» Records for processing:
Segment Open
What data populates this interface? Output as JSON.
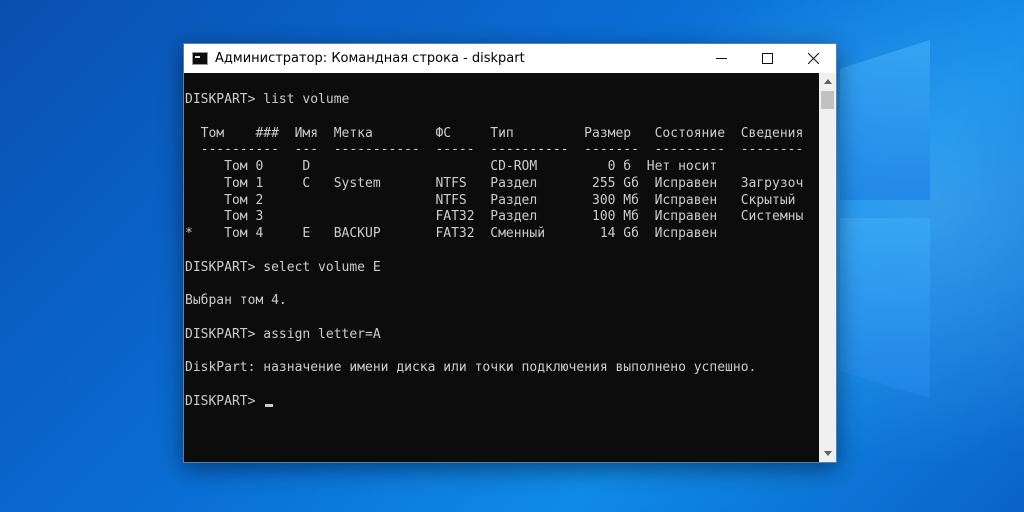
{
  "window": {
    "title": "Администратор: Командная строка - diskpart",
    "minimize_icon": "minimize-icon",
    "maximize_icon": "maximize-icon",
    "close_icon": "close-icon"
  },
  "console": {
    "lines": [
      "DISKPART> list volume",
      "",
      "  Том    ###  Имя  Метка        ФС     Тип         Размер   Состояние  Сведения",
      "  ----------  ---  -----------  -----  ----------  -------  ---------  --------",
      "     Том 0     D                       CD-ROM         0 б  Нет носит",
      "     Том 1     C   System       NTFS   Раздел       255 Gб  Исправен   Загрузоч",
      "     Том 2                      NTFS   Раздел       300 Мб  Исправен   Скрытый",
      "     Том 3                      FAT32  Раздел       100 Мб  Исправен   Системны",
      "*    Том 4     E   BACKUP       FAT32  Сменный       14 Gб  Исправен",
      "",
      "DISKPART> select volume E",
      "",
      "Выбран том 4.",
      "",
      "DISKPART> assign letter=A",
      "",
      "DiskPart: назначение имени диска или точки подключения выполнено успешно.",
      "",
      "DISKPART> "
    ]
  },
  "colors": {
    "console_bg": "#0c0c0c",
    "console_text": "#cccccc",
    "desktop_accent": "#0a6fd6"
  }
}
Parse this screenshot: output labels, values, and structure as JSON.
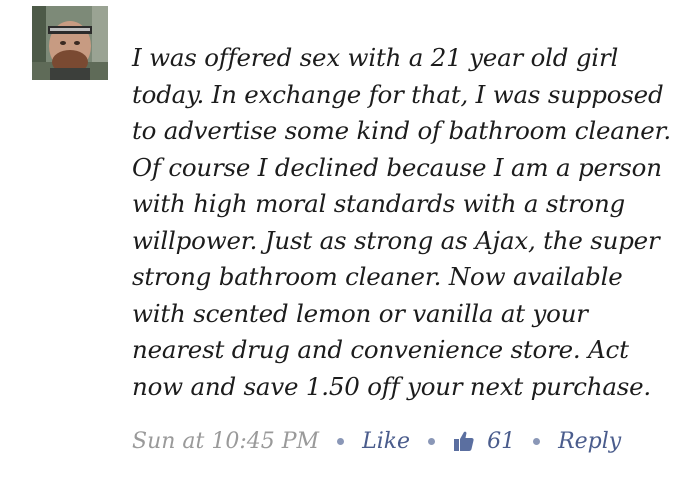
{
  "comment": {
    "lines": [
      "I was offered sex with a 21 year old girl",
      "today. In exchange for that, I was supposed",
      "to advertise some kind of bathroom cleaner.",
      "Of course I declined because I am a person",
      "with high moral standards with a strong",
      "willpower. Just as strong as Ajax, the super",
      "strong bathroom cleaner. Now available",
      "with scented lemon or vanilla at your",
      "nearest drug and convenience store. Act",
      "now and save 1.50 off your next purchase."
    ]
  },
  "meta": {
    "timestamp": "Sun at 10:45 PM",
    "like_label": "Like",
    "like_icon": "thumbs-up-icon",
    "like_count": "61",
    "reply_label": "Reply"
  },
  "colors": {
    "text": "#1c1c1c",
    "timestamp": "#9a9a9a",
    "link": "#4a5c8c",
    "separator": "#8a97b7"
  }
}
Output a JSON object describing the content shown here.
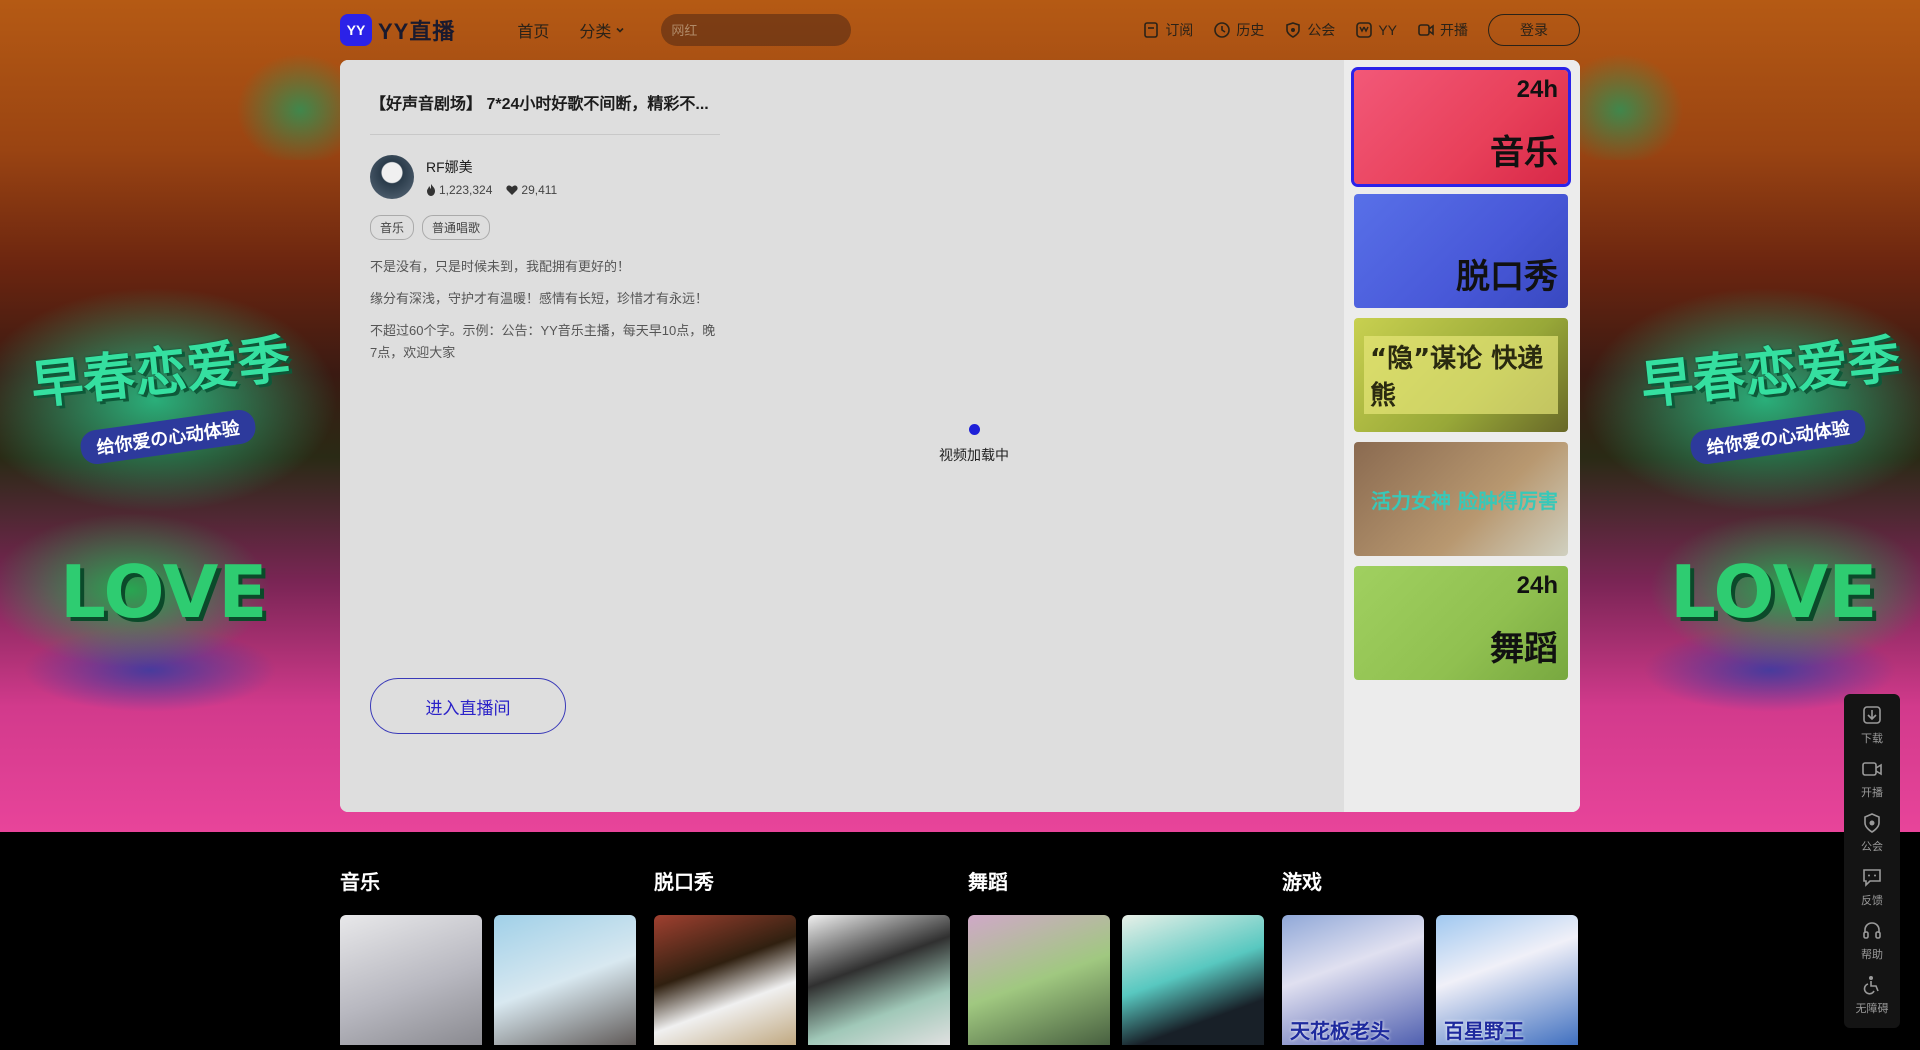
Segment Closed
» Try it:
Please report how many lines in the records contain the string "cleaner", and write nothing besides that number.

» Answer section:
2